Having said that, however, I do not accept the suggestion of the hon. Member for Henley that we are not confronting a major crisis in the car industry and in Chrysler. Chrysler said that if it did not get assistance, it would go. I have tried to argue why this was. This is the problem that faced the Government. I cannot pretend that I am happy at the size of the figures referred to for the immediate run-down in my area. I know that the Secretary of State for Scotland would not suggest that I should feel any other way. I hate paying tribute on the basis of leaks, but it is clear that a considerable part of the Cabinet fought hard on this and that the Secretary of State for Scotland was one of those who fought.

We understand what employment is about in some of these areas.

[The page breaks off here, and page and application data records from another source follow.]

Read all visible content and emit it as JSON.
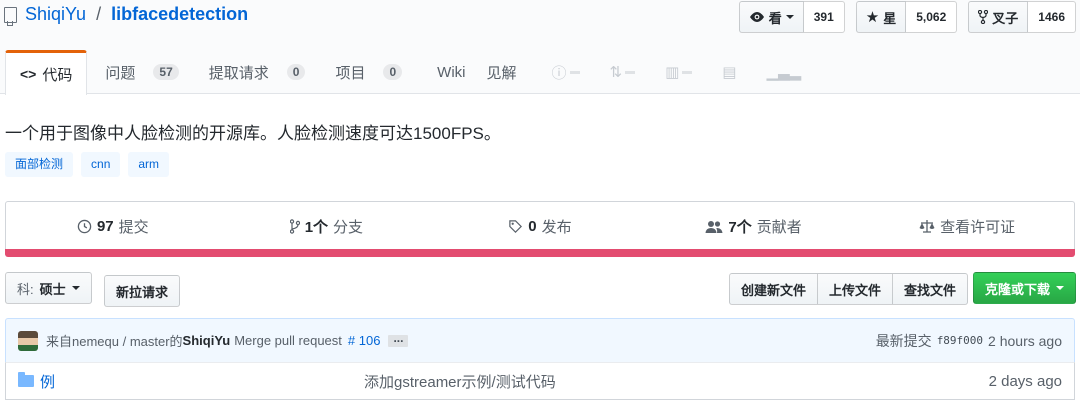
{
  "repo": {
    "owner": "ShiqiYu",
    "separator": "/",
    "name": "libfacedetection"
  },
  "actions": {
    "watch": {
      "label": "看",
      "count": "391"
    },
    "star": {
      "label": "星",
      "count": "5,062"
    },
    "fork": {
      "label": "叉子",
      "count": "1466"
    }
  },
  "tabs": [
    {
      "label": "代码",
      "icon": "code-icon"
    },
    {
      "label": "问题",
      "count": "57"
    },
    {
      "label": "提取请求",
      "count": "0"
    },
    {
      "label": "项目",
      "count": "0"
    },
    {
      "label": "Wiki"
    },
    {
      "label": "见解"
    }
  ],
  "description": "一个用于图像中人脸检测的开源库。人脸检测速度可达1500FPS。",
  "topics": [
    "面部检测",
    "cnn",
    "arm"
  ],
  "summary": {
    "commits": {
      "count": "97",
      "label": "提交"
    },
    "branches": {
      "count": "1个",
      "label": "分支"
    },
    "releases": {
      "count": "0",
      "label": "发布"
    },
    "contributors": {
      "count": "7个",
      "label": "贡献者"
    },
    "license": {
      "label": "查看许可证"
    }
  },
  "language_bar_color": "#e34c70",
  "file_nav": {
    "branch_label": "科:",
    "branch_value": "硕士",
    "new_pr": "新拉请求",
    "create_file": "创建新文件",
    "upload_files": "上传文件",
    "find_file": "查找文件",
    "clone": "克隆或下载"
  },
  "commit": {
    "from": "来自nemequ / master的",
    "author": "ShiqiYu",
    "message": "Merge pull request",
    "pr": "# 106",
    "expander": "...",
    "latest_label": "最新提交",
    "sha": "f89f000",
    "age": "2 hours ago"
  },
  "files": [
    {
      "name": "例",
      "message": "添加gstreamer示例/测试代码",
      "age": "2 days ago"
    }
  ]
}
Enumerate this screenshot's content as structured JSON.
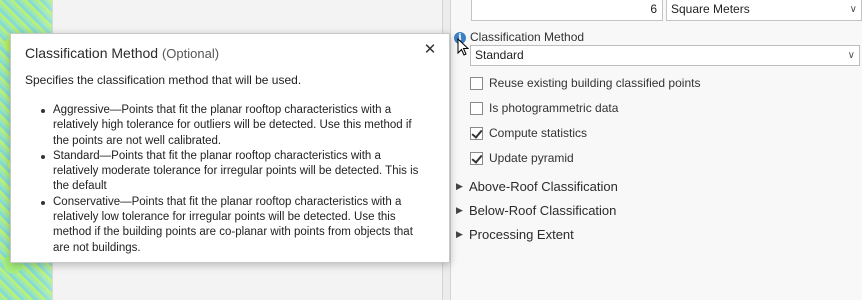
{
  "tooltip": {
    "title": "Classification Method",
    "optional": "(Optional)",
    "description": "Specifies the classification method that will be used.",
    "items": [
      "Aggressive—Points that fit the planar rooftop characteristics with a relatively high tolerance for outliers will be detected. Use this method if the points are not well calibrated.",
      "Standard—Points that fit the planar rooftop characteristics with a relatively moderate tolerance for irregular points will be detected. This is the default",
      "Conservative—Points that fit the planar rooftop characteristics with a relatively low tolerance for irregular points will be detected. Use this method if the building points are co-planar with points from objects that are not buildings."
    ],
    "close_icon": "close-icon"
  },
  "top_row": {
    "value": "6",
    "unit": "Square Meters"
  },
  "classification": {
    "label": "Classification Method",
    "selected": "Standard"
  },
  "checkboxes": [
    {
      "label": "Reuse existing building classified points",
      "checked": false
    },
    {
      "label": "Is photogrammetric data",
      "checked": false
    },
    {
      "label": "Compute statistics",
      "checked": true
    },
    {
      "label": "Update pyramid",
      "checked": true
    }
  ],
  "sections": [
    {
      "label": "Above-Roof Classification"
    },
    {
      "label": "Below-Roof Classification"
    },
    {
      "label": "Processing Extent"
    }
  ],
  "colors": {
    "info_icon": "#3b7fc4"
  }
}
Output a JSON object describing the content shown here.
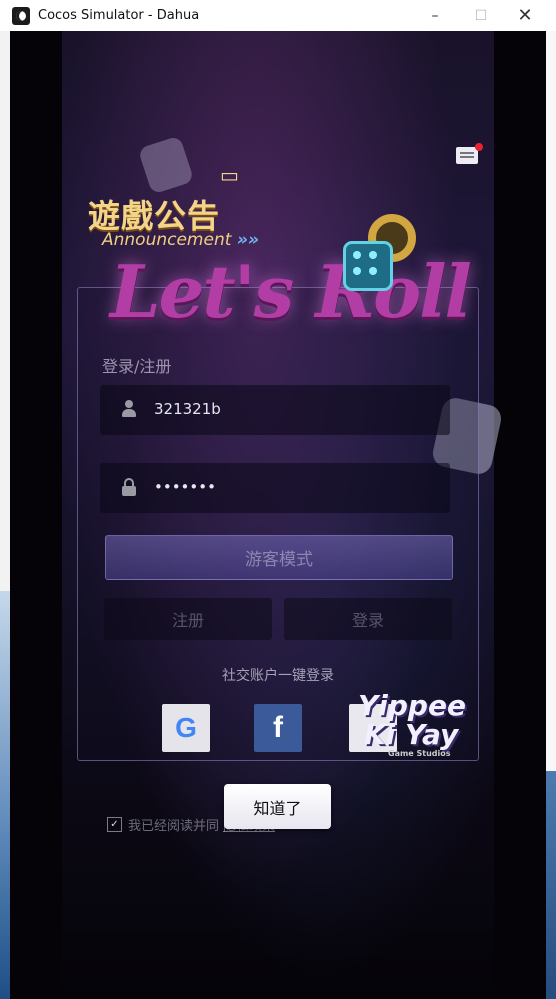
{
  "window": {
    "title": "Cocos Simulator - Dahua",
    "minimize_glyph": "–",
    "maximize_glyph": "☐",
    "close_glyph": "✕"
  },
  "announcement": {
    "title": "遊戲公告",
    "subtitle": "Announcement",
    "arrows": "»»",
    "icon": "announcement-icon"
  },
  "mailbox": {
    "icon": "mail-icon",
    "has_unread": true
  },
  "logo": {
    "text": "Let's Roll"
  },
  "login": {
    "title": "登录/注册",
    "username_value": "321321b",
    "password_value": "•••••••",
    "guest_label": "游客模式",
    "register_label": "注册",
    "login_label": "登录",
    "social_title": "社交账户一键登录"
  },
  "social": {
    "google_glyph": "G",
    "facebook_glyph": "f"
  },
  "studio": {
    "line1": "Yippee",
    "line2": "Ki Yay",
    "line3": "Game Studios"
  },
  "dialog": {
    "ok_label": "知道了"
  },
  "agreement": {
    "checked": true,
    "prefix": "我已经阅读并同",
    "policy": "隐私政策"
  },
  "colors": {
    "accent_logo": "#b23ea5",
    "announcement_gold": "#f3d58a",
    "facebook_blue": "#3b5a9a",
    "unread_red": "#e8232f"
  }
}
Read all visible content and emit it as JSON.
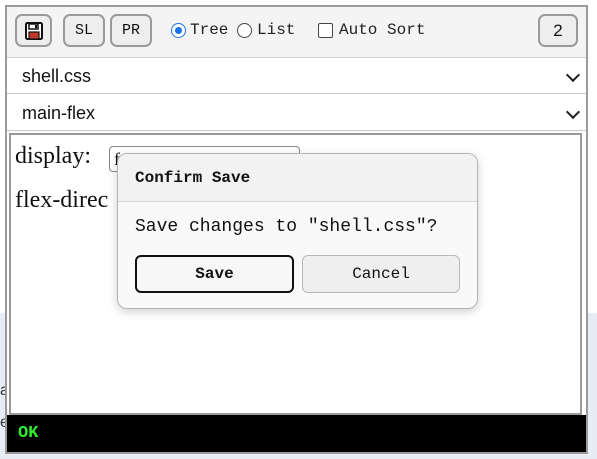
{
  "toolbar": {
    "save_icon": "floppy-disk-icon",
    "sl_label": "SL",
    "pr_label": "PR",
    "view_options": [
      {
        "label": "Tree",
        "selected": true
      },
      {
        "label": "List",
        "selected": false
      }
    ],
    "auto_sort": {
      "label": "Auto Sort",
      "checked": false
    },
    "count_label": "2"
  },
  "file_select": {
    "value": "shell.css"
  },
  "rule_select": {
    "value": "main-flex"
  },
  "editor": {
    "properties": [
      {
        "name": "display:",
        "value": "f"
      },
      {
        "name": "flex-direc",
        "value": ""
      }
    ]
  },
  "status": {
    "text": "OK",
    "color": "#2ef02e"
  },
  "dialog": {
    "title": "Confirm Save",
    "message": "Save changes to \"shell.css\"?",
    "confirm_label": "Save",
    "cancel_label": "Cancel"
  },
  "background": {
    "letters": [
      "a",
      "e"
    ]
  },
  "colors": {
    "accent": "#1a73e8",
    "status_bg": "#000000"
  }
}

Despite the cheap remarks of the hon. Member for Henley, who has already left, I believe that the main forces which secured a change of policy in the Cabinet were, first, the labour force itself—the magnificent unity between works in the Midlands and in Scotland. Second, the wider Labour movement was not prepared to accept such a fall-out of jobs. Third, that section of the Labour movement which is properly represented in the Cabinet also fought to secure these changes.

If we had any difficulty, it was due to the deplorable fact that the hon. Member for Banff (Mr. Watt) and even my hon. Friend the Member for South Ayrshire (Mr. Sillars) raised the bogy of the SNP and the possibility of Scottish Chrysler going it alone. That was malicious, stupid and ignorant. If the company had gone it alone, Linwood would close tomorrow. As it happens, no engines are made at Linwood, so the end-product, presumably, would have been a kind of "Flintstone" car, running along the roads without an engine.